While Rubin's future place in the company is currently murky, Pichai's new promotion does offer a little hint of what could come for Android. Pichai has found great success working on the Chrome browser, Google Drive, and Google's wildly popular apps for the iPhone and iPad (including Gmail and Maps).
Perhaps most importantly for his new role, Pichai has also helped Google launch its first PC operating system, Chrome OS.
It has been casually predicted by everyone from Google's head of engineering, to co-founder Sergey Brin to Pichai himself that Chrome OS and Android would eventually converge. As Google has increased its push into the tablet space, and consumers have increased their demand for "phablet" hybrid devices, tech enthusiasts have begun clamoring for that convergence to happen.

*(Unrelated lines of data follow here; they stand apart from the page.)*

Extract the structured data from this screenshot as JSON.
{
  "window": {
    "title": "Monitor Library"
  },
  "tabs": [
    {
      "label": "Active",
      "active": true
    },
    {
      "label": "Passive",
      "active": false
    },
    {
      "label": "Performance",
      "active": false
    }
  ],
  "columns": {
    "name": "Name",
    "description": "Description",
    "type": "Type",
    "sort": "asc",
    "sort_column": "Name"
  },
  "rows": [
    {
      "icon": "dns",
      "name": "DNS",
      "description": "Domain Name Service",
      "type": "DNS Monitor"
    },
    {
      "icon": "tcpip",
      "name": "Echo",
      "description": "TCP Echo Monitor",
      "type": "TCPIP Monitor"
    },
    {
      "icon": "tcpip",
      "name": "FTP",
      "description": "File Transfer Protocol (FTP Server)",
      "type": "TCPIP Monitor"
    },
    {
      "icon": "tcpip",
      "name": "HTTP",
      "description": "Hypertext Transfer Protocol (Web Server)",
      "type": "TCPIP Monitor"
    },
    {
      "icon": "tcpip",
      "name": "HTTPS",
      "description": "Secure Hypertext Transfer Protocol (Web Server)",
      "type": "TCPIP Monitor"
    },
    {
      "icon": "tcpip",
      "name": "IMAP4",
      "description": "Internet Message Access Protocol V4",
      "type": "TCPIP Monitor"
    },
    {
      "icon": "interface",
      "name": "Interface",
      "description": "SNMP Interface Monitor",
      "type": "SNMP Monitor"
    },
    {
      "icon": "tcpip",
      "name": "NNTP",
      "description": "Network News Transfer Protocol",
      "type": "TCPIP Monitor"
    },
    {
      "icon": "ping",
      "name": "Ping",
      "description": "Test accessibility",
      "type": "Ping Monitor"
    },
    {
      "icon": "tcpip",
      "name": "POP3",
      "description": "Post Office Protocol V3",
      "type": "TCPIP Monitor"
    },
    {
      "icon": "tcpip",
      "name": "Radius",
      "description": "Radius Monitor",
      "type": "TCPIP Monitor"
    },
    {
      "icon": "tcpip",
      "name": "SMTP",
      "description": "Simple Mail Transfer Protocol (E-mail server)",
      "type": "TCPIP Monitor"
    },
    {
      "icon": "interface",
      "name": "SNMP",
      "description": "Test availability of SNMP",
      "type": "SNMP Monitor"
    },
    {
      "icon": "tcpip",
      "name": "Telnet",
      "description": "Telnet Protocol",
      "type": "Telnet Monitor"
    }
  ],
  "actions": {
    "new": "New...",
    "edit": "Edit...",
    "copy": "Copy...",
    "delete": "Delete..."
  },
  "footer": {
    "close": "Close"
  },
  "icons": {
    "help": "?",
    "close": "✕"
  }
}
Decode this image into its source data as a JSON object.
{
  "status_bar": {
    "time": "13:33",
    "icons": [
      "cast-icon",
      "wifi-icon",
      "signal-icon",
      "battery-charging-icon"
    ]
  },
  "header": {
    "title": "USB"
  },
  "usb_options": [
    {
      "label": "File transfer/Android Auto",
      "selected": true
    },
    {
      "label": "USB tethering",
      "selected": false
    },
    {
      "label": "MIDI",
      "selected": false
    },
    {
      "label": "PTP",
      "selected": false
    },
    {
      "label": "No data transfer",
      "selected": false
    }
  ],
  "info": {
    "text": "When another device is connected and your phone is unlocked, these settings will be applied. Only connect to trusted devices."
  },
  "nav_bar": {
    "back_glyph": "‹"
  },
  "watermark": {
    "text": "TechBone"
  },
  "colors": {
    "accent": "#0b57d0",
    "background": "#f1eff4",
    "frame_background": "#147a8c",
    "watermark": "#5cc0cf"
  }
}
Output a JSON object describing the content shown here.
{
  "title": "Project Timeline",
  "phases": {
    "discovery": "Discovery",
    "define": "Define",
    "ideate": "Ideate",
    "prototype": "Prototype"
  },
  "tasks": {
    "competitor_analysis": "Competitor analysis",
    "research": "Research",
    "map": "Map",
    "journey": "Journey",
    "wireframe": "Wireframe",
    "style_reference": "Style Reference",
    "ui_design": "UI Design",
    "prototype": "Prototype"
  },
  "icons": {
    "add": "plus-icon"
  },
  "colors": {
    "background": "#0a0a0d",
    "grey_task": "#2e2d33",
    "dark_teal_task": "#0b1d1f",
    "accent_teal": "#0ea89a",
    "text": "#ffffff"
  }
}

With Pichai stepping up, it's possible Google may be thinking more seriously about that possibility. Google declined to comment.